DENVER – State Sen. Lois Court, a Denver Democrat, will step down from office on Jan. 16 after she was diagnosed in recent days with a rare autoimmune disorder.
Court, 71, is in the final year of her first term as the senator for Senate District 31 in Denver. She chairs the Finance Committee and is the vice chair of the State, Veterans and Military Affairs Committee and also sits on the Legislative Council.
She previously served as the House District 6 representative from 2009 through 2016 and was also formerly an aide to Rep. Andy Kerr. She also worked for former Denver Mayor Wellington Webb and has taught government at Red Rocks Community College.
Court was hospitalized Dec. 31 with muscle weakness and partial paralysis, the Colorado Senate Democrats said in a news release Monday, and was diagnosed afterward with Guillain-Barré syndrome, which affects the body’s nerves.
Senate Democrats said Court decided to step down because of the severity of the rare disorder, which can lead to paralysis, but which can be treated, and which the National Institutes of Health said about 70% of people recover from fully.
“It has been the honor of my life to serve the people of Colorado and I am deeply saddened that this chapter of my life is at a close. But I am excited by the work my colleagues are undertaking and will continue to cheer them on and be an active citizen of Senate District 31,” Court said in a statement. “I would also like to thank all of my wonderful supporters and constituents––I could have never achieved what I did without your unfailing passion and guidance.”
Court’s replacement will be picked by the Senate District 31 Committee.
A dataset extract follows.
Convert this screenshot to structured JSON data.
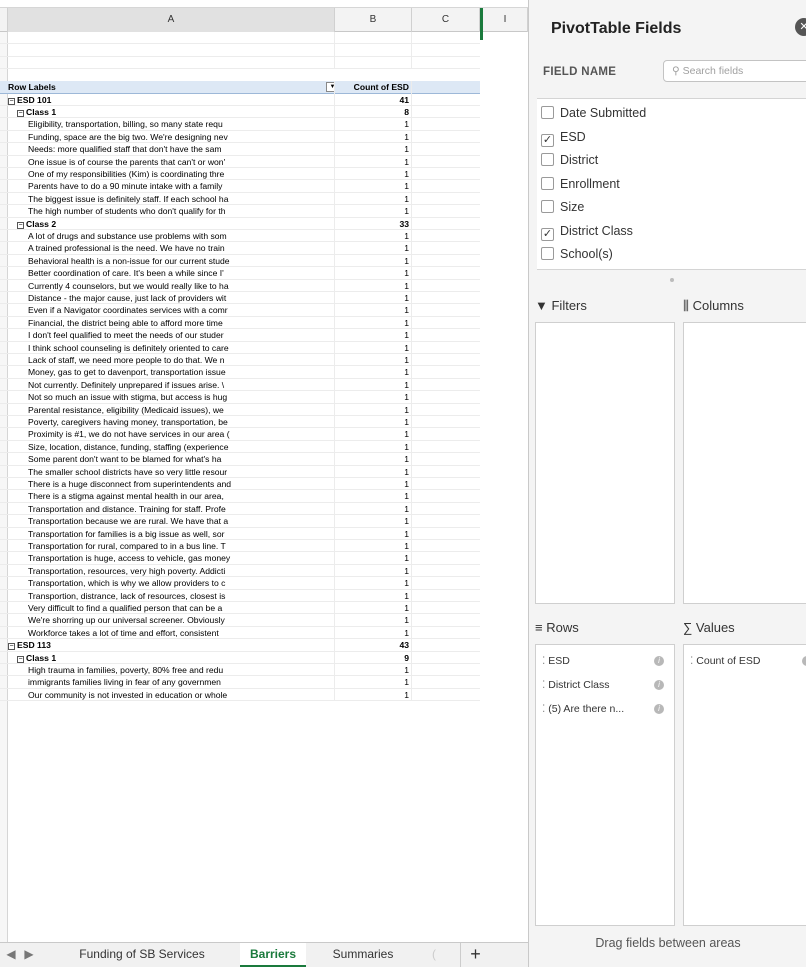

Rep. Chris Hansen, D-Denver, was already declared to run for the SD31 seat after Court said she would not seek re-election.
Between Jan. 16 and when her replacement is appointed, the Democrats’ majority in the Senate will be 18-16, and Sen. Brittany Pettersen, D-Lakewood, is due to have a baby in the coming weeks, which would narrow the majority to 17-16.
Sen. Angela Williams, another Denver Democrat, also announced Monday she would not seek re-election in 2020, meaning there will be two new senators from Denver for 2021.
Senate President Leroy Garcia, D-Pueblo, said Court was fiercely dedicated to the people of Colorado and called her “a remarkable woman whose leadership has stood the test of time.”
“We are all very grateful for her time as Chair of the Finance Committee and President Pro Tempore of the Senate—positions I always felt confident in knowing they were led by a person with such experience and dedication,” Garcia added. “We hold Senator Court in our thoughts during this difficult time and send her much healing.”
Gov. Jared Polis (D) called Court a “tireless champion for Coloradans at the capitol.”
“From the House to the Senate, she fought for fiscal reform and stood up for her constituents - no one has a clearer compass on the issues she cares about,” Polis said. “Sen. Court’s grit and effectiveness as a legislator will be missed. I wish Sen. Court a speedy and complete recovery as she and her family overcome this challenge.”